What is the difference between a CMS (content management system) and a Wiki?
In a nutshell:
Both are web based applications/software designed to allow many people to contribute content (typically articles … but podcast and videos are becoming more common) to a website.
I would say the basic difference is that a CMS (Ex: Drupal) is a closed system where only certain people can add or edit content to the website/cms.
On the other hand, a wiki is an open system where anyone can edit and add content. The idea behind a wiki is that the masses will eventually correct any false information – with the help of editors.
I’m no wiki expert, but I see wiki’s being more suitable to general encyclopedic information. If you need a tighter structure and control over what is being posted on your site, I would be leaning towards a CMS rather than a WIKI.
That said, I am sure that the differences between the two types of software has room for a lot of gray area – I’m sure some CMS software have WIKI like functionality and vice versa.
How about blogs?
Blogs are kinda like a CMS for one person. One other distinction would be that the blog traditionally is date driven – where newer articles are posted to the front page of the blog. As with the WIKI/CMS blurring of the lines, you see the same with blogs and CMS software.
For example: WordPress (a popular blog program) has CMS like features:
- Multiple users can post articles.
- You can have static non date affected pages.

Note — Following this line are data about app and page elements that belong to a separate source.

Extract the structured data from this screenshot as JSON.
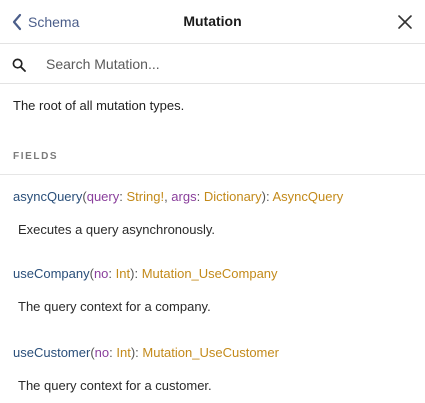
{
  "header": {
    "back_label": "Schema",
    "title": "Mutation"
  },
  "search": {
    "placeholder": "Search Mutation..."
  },
  "description": "The root of all mutation types.",
  "fields_heading": "FIELDS",
  "fields": [
    {
      "name": "asyncQuery",
      "args": [
        {
          "name": "query",
          "type": "String!"
        },
        {
          "name": "args",
          "type": "Dictionary"
        }
      ],
      "return_type": "AsyncQuery",
      "description": "Executes a query asynchronously."
    },
    {
      "name": "useCompany",
      "args": [
        {
          "name": "no",
          "type": "Int"
        }
      ],
      "return_type": "Mutation_UseCompany",
      "description": "The query context for a company."
    },
    {
      "name": "useCustomer",
      "args": [
        {
          "name": "no",
          "type": "Int"
        }
      ],
      "return_type": "Mutation_UseCustomer",
      "description": "The query context for a customer."
    }
  ],
  "colors": {
    "field_name": "#2a4f7a",
    "arg_name": "#8a3f9c",
    "type": "#c38a1a",
    "back_link": "#4b5e8a"
  },
  "icons": {
    "back": "chevron-left-icon",
    "close": "close-icon",
    "search": "search-icon"
  }
}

WordPress call these ‘pages’.
Beyond the CMS-like features built into the core WordPress package, WordPress has a huge number of plug-ins out there that extend it’s capability considerably … bringing it even closer inline with a true CMS.
A few links:
WordPress home page: www.wordpress.org
Drupal home page: http://drupal.org
Another popular CMS – Joomla: joomla.org
Wiki software: Media Wiki